Worlds Away

what the nomad brought home

Alright Now

I don’t reminisce about your breath on my neck,
Your weight upon my breasts,
Or your hands upon my body.
I don’t miss the nights I gripped you overcome with longing,
Or the way you used to kiss me,
Or how I was rendered helpless in your arms.

But sometimes, in the flicker of a memory,
I glimpse the place where I was branded by your longing,
And the embers re-ignite with a burn that I detest —

And my heart pounds, and my eyes drop, and my spirit fades,
And I’m brokenfailedworthless, and it’s all
Right now, and there’s no way out

From underneath

Save for these five turncoat senses
Which, by process of elimination,
Reassure that you were never there at all.





One late-summer afternoon, while I was listening to music in my room, a song I used to sing often during high school started to play. It brought back vivid memories of a person I had known back then, and I decided to try to pour the emotional reaction into a poem. When I began, I was feeling defiant, but my mood shifted quickly with the lines; first to vulnerable, then to panicked, then to foolish.

Should you be curious, the song that was my lament was “Ice” by Sarah McLachlan.

October 17, 2009 Posted by | Memories, Poetry, Woman | , , , , , | 3 Comments

This is Treason

 

Sometimes, war is silent.
And he advances in the night to hide his crimes.
His teenage consort — stoic, young, and good
At keeping secrets — is unwilling,
But adrenaline confounds before she can distinguish friend
From foe.
Surprise attacks disarm as he takes
Mountains first, then valley, and insists
Her pounding heart and quickened breath
Bespeak the thrill of conquest.
These are missions that he can’t complete alone.
Against her flesh, an unmistakable contour
Threatens as he orders her to come;
Only cowards walk away, she tells herself,
And tries to prove she’s strong enough
To hold the line unaided.  No one wants to be discovered
So exposed.
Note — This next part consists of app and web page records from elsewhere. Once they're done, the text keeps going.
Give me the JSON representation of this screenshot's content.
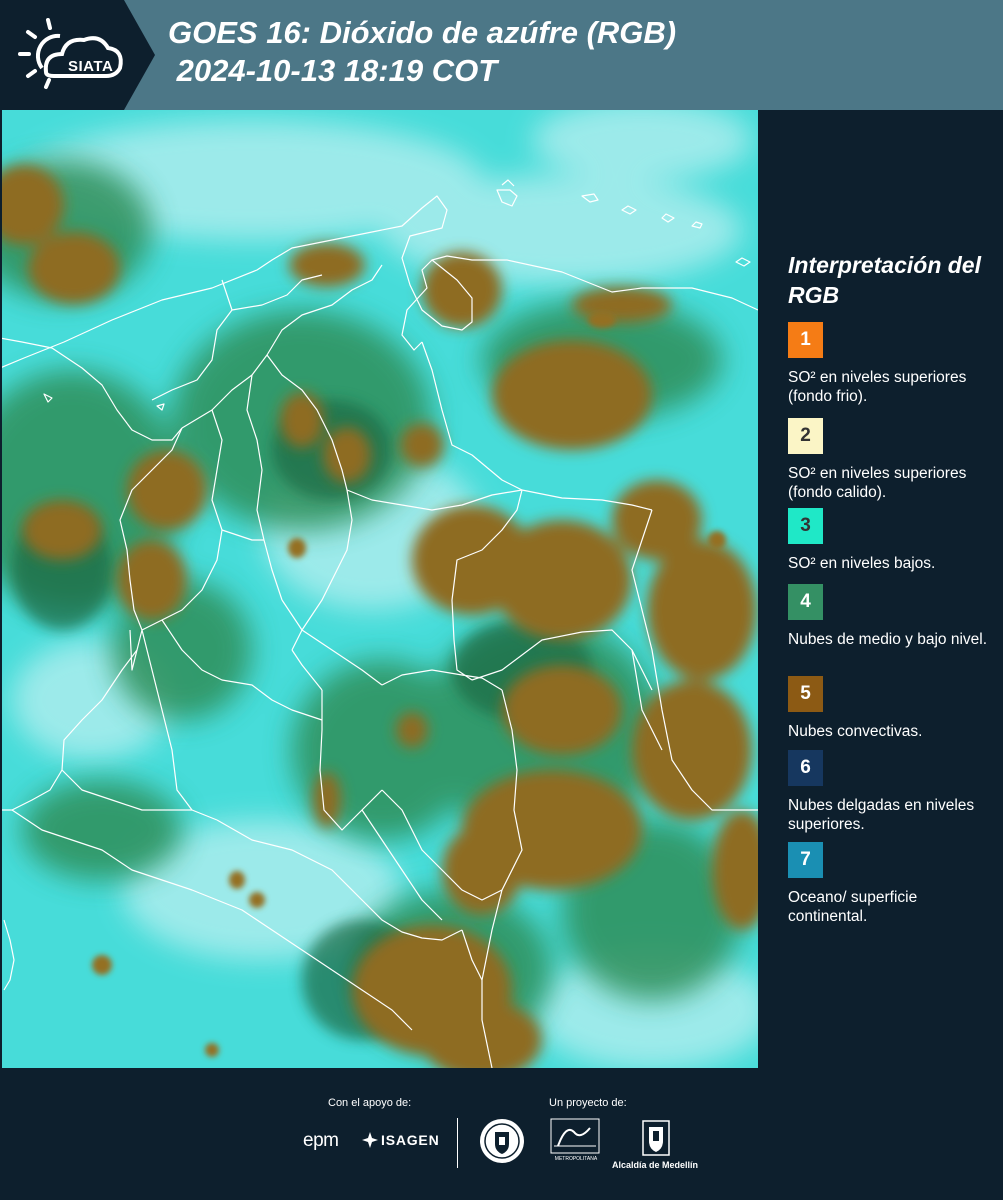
{
  "header": {
    "logo_text": "SIATA",
    "title": "GOES 16: Dióxido de azúfre (RGB)\n 2024-10-13 18:19 COT"
  },
  "map": {
    "satellite": "GOES 16",
    "product": "Dióxido de azúfre (RGB)",
    "colors": {
      "background_cyan": "#47dcd9",
      "pale_cyan": "#a6ecec",
      "green": "#2f8f5a",
      "convective_brown": "#8e6c24",
      "boundaries": "#ffffff"
    }
  },
  "legend": {
    "title": "Interpretación del RGB",
    "items": [
      {
        "number": "1",
        "color": "#f57c15",
        "text_color": "#ffffff",
        "description": "SO² en niveles superiores (fondo frio)."
      },
      {
        "number": "2",
        "color": "#fbf5c6",
        "text_color": "#333333",
        "description": "SO² en niveles superiores (fondo calido)."
      },
      {
        "number": "3",
        "color": "#1fe8c7",
        "text_color": "#333333",
        "description": "SO² en niveles bajos."
      },
      {
        "number": "4",
        "color": "#349064",
        "text_color": "#ffffff",
        "description": "Nubes de medio y bajo nivel."
      },
      {
        "number": "5",
        "color": "#8c5a14",
        "text_color": "#ffffff",
        "description": "Nubes convectivas."
      },
      {
        "number": "6",
        "color": "#16375f",
        "text_color": "#ffffff",
        "description": "Nubes delgadas en niveles superiores."
      },
      {
        "number": "7",
        "color": "#1a8fb3",
        "text_color": "#ffffff",
        "description": "Oceano/ superficie continental."
      }
    ]
  },
  "footer": {
    "support_label": "Con el apoyo de:",
    "project_label": "Un proyecto de:",
    "epm": "epm",
    "isagen": "ISAGEN",
    "metro_name": "METROPOLITANA",
    "alcaldia": "Alcaldía de Medellín"
  }
}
But then,
He draws his sword and stares her down.
His weapon at her throat, knees on her chest,
An unexpected standoff,
While screaming eyes beg why? for lips that wouldn’t dare
Pronounce their protest;
If she parted them, she’d gag.
I’m weak, he pleads,
Then binds her arms
And reprimands the prisoner:  you know we have to stop.
He charges south along the fertile warzone of
Her body, slides a hand into the quiver, and she arches
Like a bow about to snap.
Once more, she tries to swing a weak defense —
He grabs her wrist and laughs…
Too dazed to be convinced she ever really fought at all,
She shuts her eyes, demoralized by guilt, and time
Suspends

….for years.

A heavy hand is placed over her mouth to snuff resistance
  —  Shhhh!
Defiant legs are trembling as they strain to hold the distance —
Then muffled cries subside
As she goes numb.
She turns her head.
The war is lost.
And a smile
Surveys the spoils as betrayal burns her face.
He compensates her efforts with a devastating kiss.

We’re accomplices, he whispers.
See what you make me do?
Take our secret to the grave because

She’d kill you, if she knew.



Consider this my contribution for Women’s History Month.  But remember, men are violated every day as well.  The song I chose to accompany this piece, “El duelo” (“The Duel”), is a chilling acoustic duet between Chilean group La Ley (male vocals by Beto Cuevas) and Mexican singer Ely Guerra, about intimate violence, confusion, and pain.  It set the mood for my writing process this time but has actually been a favorite song since high school.

But on to an issue more important than music.  For you, I wish two things — first, that you find this poem completely unrelatable.  Truly, I would love for everyone to be able to read this and think, “I don’t get it.”  But if, instead, you hear yourself saying “Never again,” then I wish, by God, that you may be right.

Absolve yourself.  Peace.



Regrettably, I’m still on a work-induced hiatus from WordPress, but I felt that these were words that needed to be spoken, and spoken now. I look forward to returning in coming weeks and catching up on everyone’s inspiring writing.

March 9, 2009 Posted by | Poetry, Sex, Uncategorized, Woman | , , , , , , , , , , , , , , , , | 5 Comments